The dominance of Windows and Active Directory also meant that the identity management competition was limited to fringe areas for many years. Consider Mac® and Linux® systems and servers, for example. These non-Windows platforms were difficult to manage directly with AD. As a result, third-party identity bridges were created to extend AD to Mac and Linux endpoints. Web applications are another easy example. These cloud-based applications and services weren’t on-prem or based on Windows either, and they were also difficult to manage with AD. As a result, web application single sign-on (SSO) providers came to market.
This add-on, directory extension approach was certainly effective for extending AD to a small number of non-Windows IT resources. However, the identity management world changed dramatically when Google Apps (now called G Suite™) and AWS® were introduced. Google Apps and AWS enabled smaller organizations to leave Windows and AD behind completely and jump to the cloud. At the same time, Mac and Linux machines also became more popular. Then came non-Windows storage systems like Samba and NAS devices, or cloud storage options like Google Drive™ and Dropbox™. Even the network itself shifted from a wired connection to wireless via WiFi. These shifts and others would cause IT organizations to rethink their identity management strategy and approach. In short, they came to the realization that patching AD every time a new category of IT resource was adopted into the workplace was no longer sustainable.
The Future of Identity Management
Rather than continuing to implement a wide variety of independent identity management solutions on top of AD, including web app SSOs, privileged identity management, directory extensions, multi-factor authentication (MFA), and more, many IT organizations began looking at the identity management competition for a better approach. One identity management competitor in particular stood out for IT admins. Called JumpCloud® Directory-as-a-Service®, this next generation cloud identity management platform securely manages and connects users to their systems, applications, files, and networks too. However, the JumpCloud platform goes above and beyond the use cases of AD with it’s cross-platform, vendor neutral, protocol driven approach to managing IT resources in the cloud and on-prem. As a result, IT admins can once again leverage a single identity management solution that cuts across their entire network. This time, however, IT admins are free to choose the best IT resources for the organization rather than having their hand forced by Microsoft’s lock-in strategy – and, they get this control entirely from the cloud.
Learn More About Identity Management Competition

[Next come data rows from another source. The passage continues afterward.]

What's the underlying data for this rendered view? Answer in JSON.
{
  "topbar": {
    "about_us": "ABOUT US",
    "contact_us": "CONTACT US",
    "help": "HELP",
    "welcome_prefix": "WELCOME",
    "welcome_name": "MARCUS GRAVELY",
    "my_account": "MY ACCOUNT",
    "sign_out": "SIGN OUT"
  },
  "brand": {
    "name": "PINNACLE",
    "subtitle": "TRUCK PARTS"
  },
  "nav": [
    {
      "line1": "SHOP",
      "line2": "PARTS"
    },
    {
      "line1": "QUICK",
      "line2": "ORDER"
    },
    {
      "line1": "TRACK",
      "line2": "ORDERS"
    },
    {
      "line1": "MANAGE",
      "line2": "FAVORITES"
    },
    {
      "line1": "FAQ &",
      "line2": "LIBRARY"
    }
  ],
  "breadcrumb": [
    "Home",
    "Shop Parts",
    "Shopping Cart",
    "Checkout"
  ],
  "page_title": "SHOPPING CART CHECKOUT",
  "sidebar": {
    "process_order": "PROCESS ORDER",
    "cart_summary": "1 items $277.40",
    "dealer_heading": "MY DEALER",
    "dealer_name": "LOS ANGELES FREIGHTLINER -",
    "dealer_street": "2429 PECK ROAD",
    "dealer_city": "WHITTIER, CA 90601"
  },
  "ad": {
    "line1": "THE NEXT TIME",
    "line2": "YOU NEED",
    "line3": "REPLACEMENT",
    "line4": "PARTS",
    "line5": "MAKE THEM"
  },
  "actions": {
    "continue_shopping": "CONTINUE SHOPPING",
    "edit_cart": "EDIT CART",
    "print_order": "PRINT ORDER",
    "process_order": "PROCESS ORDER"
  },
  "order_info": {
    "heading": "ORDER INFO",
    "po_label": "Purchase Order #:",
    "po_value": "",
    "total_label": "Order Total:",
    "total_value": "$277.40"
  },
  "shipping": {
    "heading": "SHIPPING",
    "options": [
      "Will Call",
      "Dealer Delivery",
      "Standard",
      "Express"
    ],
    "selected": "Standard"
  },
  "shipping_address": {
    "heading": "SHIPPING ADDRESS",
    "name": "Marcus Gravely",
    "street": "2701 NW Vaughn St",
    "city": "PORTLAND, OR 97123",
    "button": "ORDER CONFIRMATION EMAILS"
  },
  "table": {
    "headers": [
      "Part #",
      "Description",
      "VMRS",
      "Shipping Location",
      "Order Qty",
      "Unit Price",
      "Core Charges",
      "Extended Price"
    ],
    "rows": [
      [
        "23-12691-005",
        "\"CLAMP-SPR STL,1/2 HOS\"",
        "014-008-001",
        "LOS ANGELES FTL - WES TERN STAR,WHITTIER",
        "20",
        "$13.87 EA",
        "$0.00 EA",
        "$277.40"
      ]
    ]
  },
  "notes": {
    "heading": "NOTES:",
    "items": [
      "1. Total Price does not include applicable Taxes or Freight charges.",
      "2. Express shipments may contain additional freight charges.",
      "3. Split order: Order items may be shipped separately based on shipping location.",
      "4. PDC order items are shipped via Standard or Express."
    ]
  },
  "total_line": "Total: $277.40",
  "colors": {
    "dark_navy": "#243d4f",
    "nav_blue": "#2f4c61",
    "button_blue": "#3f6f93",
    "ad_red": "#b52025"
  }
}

Sign up for a free account or schedule a demo to see the JumpCloud Directory-as-a-Service platform in action. We offer 10 free users to help you explore the full functionality of our platform at no cost. Otherwise, contact the JumpCloud team to learn more about the identity management competition today.